Your output should be the records below, word for word and picture-free.

──────── Extracted data

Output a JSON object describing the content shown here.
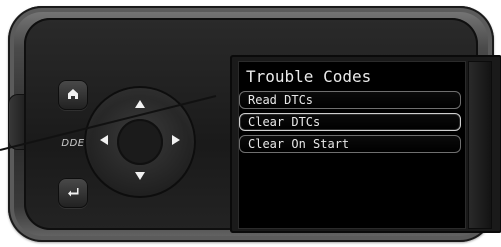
{
  "screen": {
    "title": "Trouble Codes",
    "menu_items": [
      {
        "label": "Read DTCs",
        "selected": false
      },
      {
        "label": "Clear DTCs",
        "selected": true
      },
      {
        "label": "Clear On Start",
        "selected": false
      }
    ]
  },
  "device": {
    "logo_text": "DDE"
  },
  "icons": {
    "home": "home-icon",
    "back": "back-enter-icon",
    "dpad_up": "arrow-up-icon",
    "dpad_down": "arrow-down-icon",
    "dpad_left": "arrow-left-icon",
    "dpad_right": "arrow-right-icon"
  },
  "colors": {
    "bezel_dark": "#1a1a1a",
    "screen_bg": "#000000",
    "text": "#eaeaea",
    "selection_border": "#cfcfcf"
  }
}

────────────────

§ **Exercise result**:
Output a JSON object describing the content shown here.
{
  "screen": {
    "title": "Trouble Codes",
    "menu_items": [
      {
        "label": "Read DTCs",
        "selected": false
      },
      {
        "label": "Clear DTCs",
        "selected": true
      },
      {
        "label": "Clear On Start",
        "selected": false
      }
    ]
  },
  "device": {
    "logo_text": "DDE"
  },
  "icons": {
    "home": "home-icon",
    "back": "back-enter-icon",
    "dpad_up": "arrow-up-icon",
    "dpad_down": "arrow-down-icon",
    "dpad_left": "arrow-left-icon",
    "dpad_right": "arrow-right-icon"
  },
  "colors": {
    "bezel_dark": "#1a1a1a",
    "screen_bg": "#000000",
    "text": "#eaeaea",
    "selection_border": "#cfcfcf"
  }
}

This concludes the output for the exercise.